_WORK INSTRUCTIONS:_ Scan the records for the string "Attributes" and copy every line that holds it.

Excerpts from a dataset

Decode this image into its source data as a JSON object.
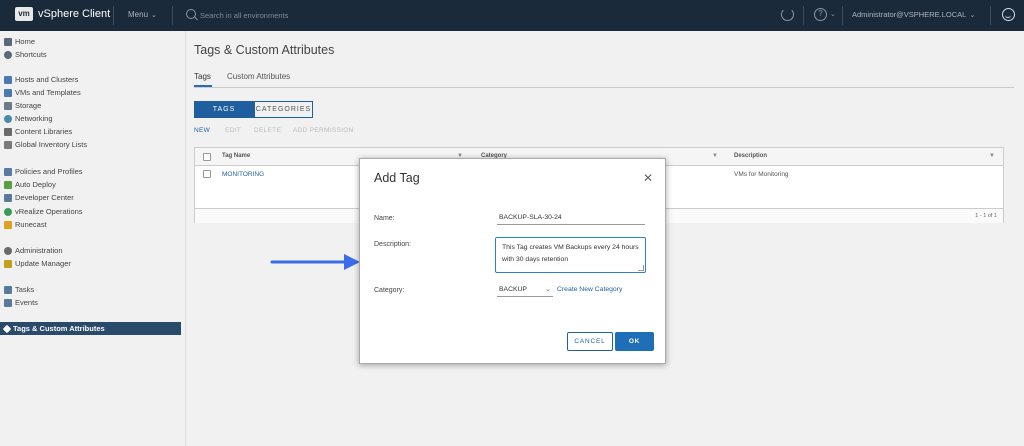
{
  "header": {
    "logo": "vm",
    "app_title": "vSphere Client",
    "menu_label": "Menu",
    "search_placeholder": "Search in all environments",
    "user": "Administrator@VSPHERE.LOCAL"
  },
  "sidebar": {
    "items": [
      {
        "label": "Home",
        "icon": "home-icon",
        "color": "#5a6a7a"
      },
      {
        "label": "Shortcuts",
        "icon": "shortcuts-icon",
        "color": "#5a6a7a"
      },
      {
        "label": "Hosts and Clusters",
        "icon": "hosts-icon",
        "color": "#4a7ab0"
      },
      {
        "label": "VMs and Templates",
        "icon": "vms-icon",
        "color": "#4a7ab0"
      },
      {
        "label": "Storage",
        "icon": "storage-icon",
        "color": "#6a7a8a"
      },
      {
        "label": "Networking",
        "icon": "networking-icon",
        "color": "#4a8ab0"
      },
      {
        "label": "Content Libraries",
        "icon": "library-icon",
        "color": "#6a6a6a"
      },
      {
        "label": "Global Inventory Lists",
        "icon": "inventory-icon",
        "color": "#7a7a7a"
      },
      {
        "label": "Policies and Profiles",
        "icon": "policies-icon",
        "color": "#5a7aa0"
      },
      {
        "label": "Auto Deploy",
        "icon": "auto-deploy-icon",
        "color": "#5aa040"
      },
      {
        "label": "Developer Center",
        "icon": "developer-icon",
        "color": "#5a7a9a"
      },
      {
        "label": "vRealize Operations",
        "icon": "vrealize-icon",
        "color": "#3a9a5a"
      },
      {
        "label": "Runecast",
        "icon": "runecast-icon",
        "color": "#e0a020"
      },
      {
        "label": "Administration",
        "icon": "administration-icon",
        "color": "#6a6a6a"
      },
      {
        "label": "Update Manager",
        "icon": "update-manager-icon",
        "color": "#c0a020"
      },
      {
        "label": "Tasks",
        "icon": "tasks-icon",
        "color": "#5a7a9a"
      },
      {
        "label": "Events",
        "icon": "events-icon",
        "color": "#5a7a9a"
      },
      {
        "label": "Tags & Custom Attributes",
        "icon": "tag-icon",
        "color": "#ffffff"
      }
    ]
  },
  "main": {
    "title": "Tags & Custom Attributes",
    "tabs": [
      "Tags",
      "Custom Attributes"
    ],
    "segments": [
      "TAGS",
      "CATEGORIES"
    ],
    "actions": [
      "NEW",
      "EDIT",
      "DELETE",
      "ADD PERMISSION"
    ],
    "table": {
      "columns": [
        "Tag Name",
        "Category",
        "Description"
      ],
      "rows": [
        {
          "tag": "MONITORING",
          "category": "",
          "description": "VMs for Monitoring"
        }
      ],
      "footer": "1 - 1 of 1"
    }
  },
  "dialog": {
    "title": "Add Tag",
    "name_label": "Name:",
    "name_value": "BACKUP-SLA-30-24",
    "description_label": "Description:",
    "description_value": "This Tag creates VM Backups every 24 hours with 30 days retention",
    "category_label": "Category:",
    "category_value": "BACKUP",
    "create_link": "Create New Category",
    "cancel_label": "CANCEL",
    "ok_label": "OK"
  },
  "colors": {
    "header_bg": "#1b2a3a",
    "accent": "#1f5f9f",
    "arrow": "#3a6ee8",
    "active_nav": "#2a4a6b"
  }
}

_EXPECTED OUTPUT:_
        "label": "Tags & Custom Attributes",
    "title": "Tags & Custom Attributes",
      "Custom Attributes"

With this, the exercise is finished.